## Dataset
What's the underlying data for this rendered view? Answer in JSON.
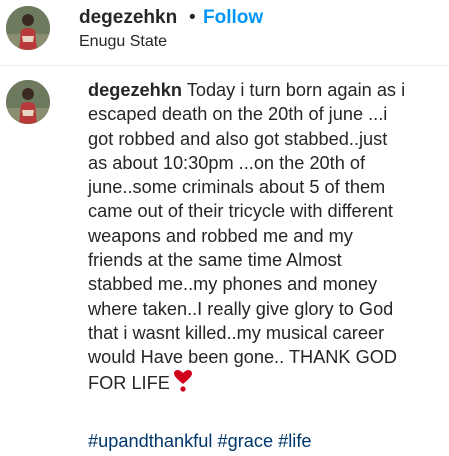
{
  "post_header": {
    "username": "degezehkn",
    "separator": "•",
    "follow_label": "Follow",
    "location": "Enugu State"
  },
  "caption": {
    "username": "degezehkn",
    "lines": [
      "Today i turn born again as i",
      "escaped death on the 20th of june ...i",
      "got robbed and also got stabbed..just",
      "as about 10:30pm ...on the 20th of",
      "june..some criminals about 5 of them",
      "came out of their tricycle with different",
      "weapons and robbed me and my",
      "friends at the same time Almost",
      "stabbed me..my phones and money",
      "where taken..I really give glory to God",
      "that i wasnt killed..my musical career",
      "would Have been gone.. THANK GOD",
      "FOR LIFE"
    ],
    "heart_icon": "heavy-heart-exclamation-emoji",
    "hashtags": [
      "#upandthankful",
      "#grace",
      "#life"
    ]
  },
  "colors": {
    "follow_blue": "#0095f6",
    "hashtag_blue": "#00376b",
    "heart_red": "#d0021b"
  }
}
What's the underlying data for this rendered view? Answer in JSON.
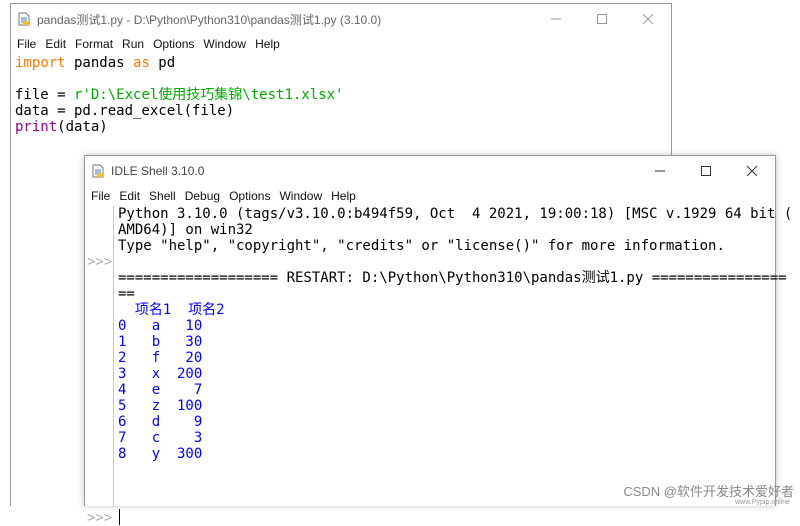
{
  "editor": {
    "title": "pandas测试1.py - D:\\Python\\Python310\\pandas测试1.py (3.10.0)",
    "menu": [
      "File",
      "Edit",
      "Format",
      "Run",
      "Options",
      "Window",
      "Help"
    ],
    "code": {
      "l1_kw1": "import",
      "l1_mid": " pandas ",
      "l1_kw2": "as",
      "l1_end": " pd",
      "l3_start": "file = ",
      "l3_str": "r'D:\\Excel使用技巧集锦\\test1.xlsx'",
      "l4": "data = pd.read_excel(file)",
      "l5_bi": "print",
      "l5_end": "(data)"
    }
  },
  "shell": {
    "title": "IDLE Shell 3.10.0",
    "menu": [
      "File",
      "Edit",
      "Shell",
      "Debug",
      "Options",
      "Window",
      "Help"
    ],
    "prompt": ">>>",
    "banner1": "Python 3.10.0 (tags/v3.10.0:b494f59, Oct  4 2021, 19:00:18) [MSC v.1929 64 bit (",
    "banner2": "AMD64)] on win32",
    "banner3": "Type \"help\", \"copyright\", \"credits\" or \"license()\" for more information.",
    "restart1": "=================== RESTART: D:\\Python\\Python310\\pandas测试1.py ================",
    "restart2": "==",
    "table": {
      "header": "  项名1  项名2",
      "rows": [
        "0   a   10",
        "1   b   30",
        "2   f   20",
        "3   x  200",
        "4   e    7",
        "5   z  100",
        "6   d    9",
        "7   c    3",
        "8   y  300"
      ]
    }
  },
  "watermark": "CSDN @软件开发技术爱好者",
  "watermark_url": "www.Pypip.online"
}
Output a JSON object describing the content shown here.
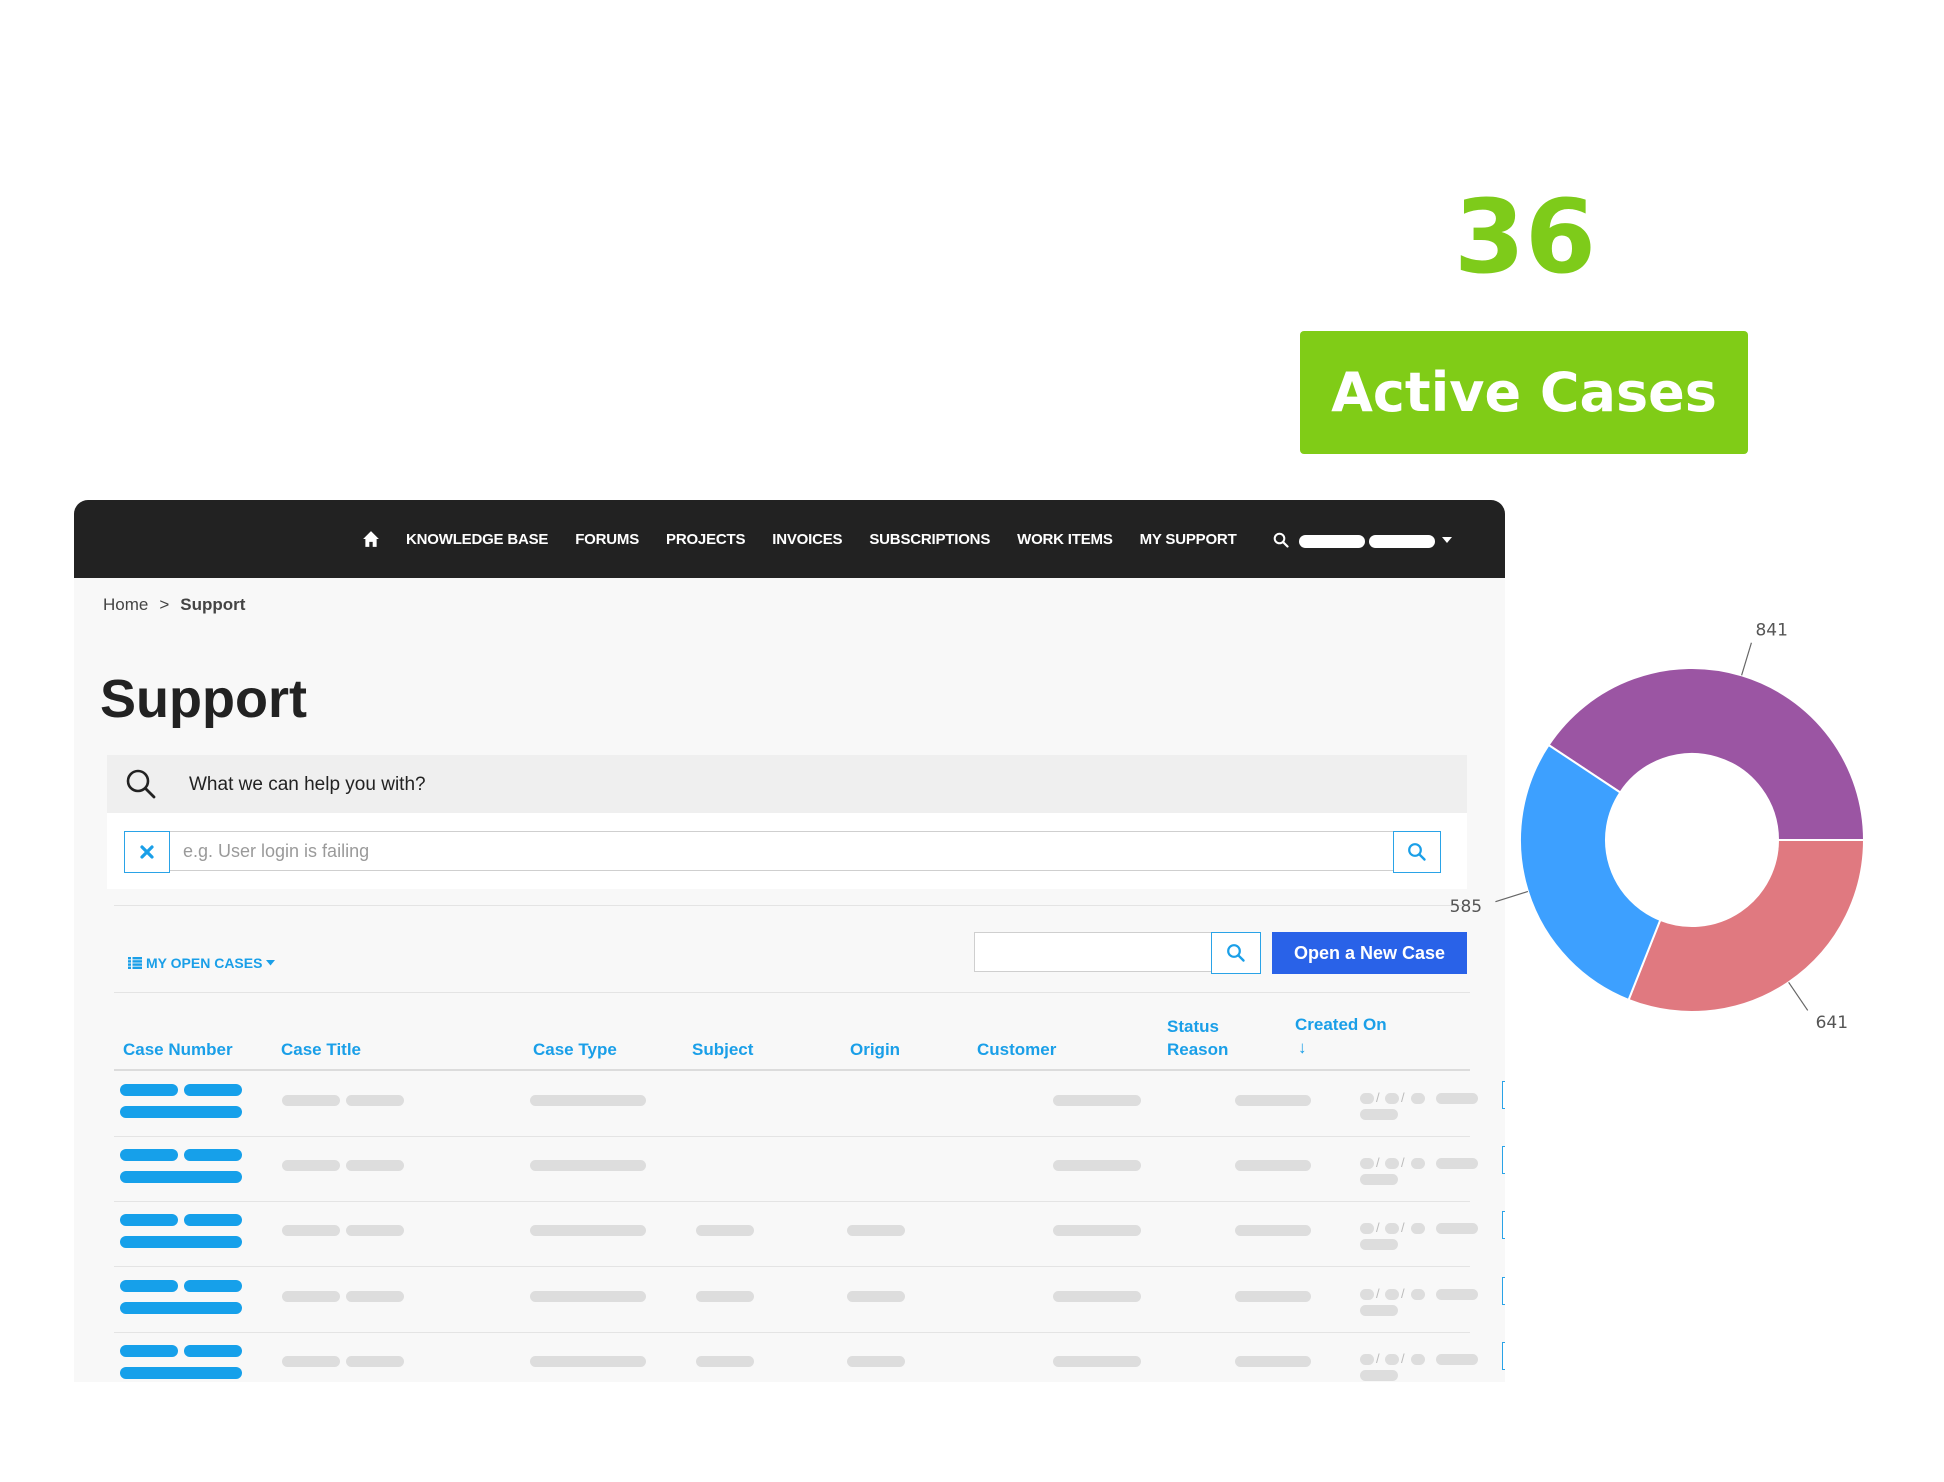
{
  "stat": {
    "value": "36",
    "label": "Active Cases"
  },
  "nav": {
    "items": [
      "KNOWLEDGE BASE",
      "FORUMS",
      "PROJECTS",
      "INVOICES",
      "SUBSCRIPTIONS",
      "WORK ITEMS",
      "MY SUPPORT"
    ]
  },
  "breadcrumb": {
    "home": "Home",
    "separator": ">",
    "current": "Support"
  },
  "page": {
    "title": "Support"
  },
  "help": {
    "prompt": "What we can help you with?"
  },
  "search": {
    "placeholder": "e.g. User login is failing"
  },
  "cases": {
    "view_label": "MY OPEN CASES",
    "new_case_label": "Open a New Case",
    "columns": {
      "case_number": "Case Number",
      "case_title": "Case Title",
      "case_type": "Case Type",
      "subject": "Subject",
      "origin": "Origin",
      "customer": "Customer",
      "status_reason_1": "Status",
      "status_reason_2": "Reason",
      "created_on": "Created On"
    },
    "sort_indicator": "↓"
  },
  "colors": {
    "accent_green": "#80cc17",
    "nav_dark": "#222222",
    "link_blue": "#1a9fe8",
    "button_blue": "#2962e8"
  },
  "chart_data": {
    "type": "pie",
    "donut": true,
    "slices": [
      {
        "value": 841,
        "label": "841",
        "color": "#9b55a3"
      },
      {
        "value": 641,
        "label": "641",
        "color": "#e07980"
      },
      {
        "value": 585,
        "label": "585",
        "color": "#3da0ff"
      }
    ]
  }
}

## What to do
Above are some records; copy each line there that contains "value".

## Task output
    "value": "36",
        "value": 841,
        "value": 641,
        "value": 585,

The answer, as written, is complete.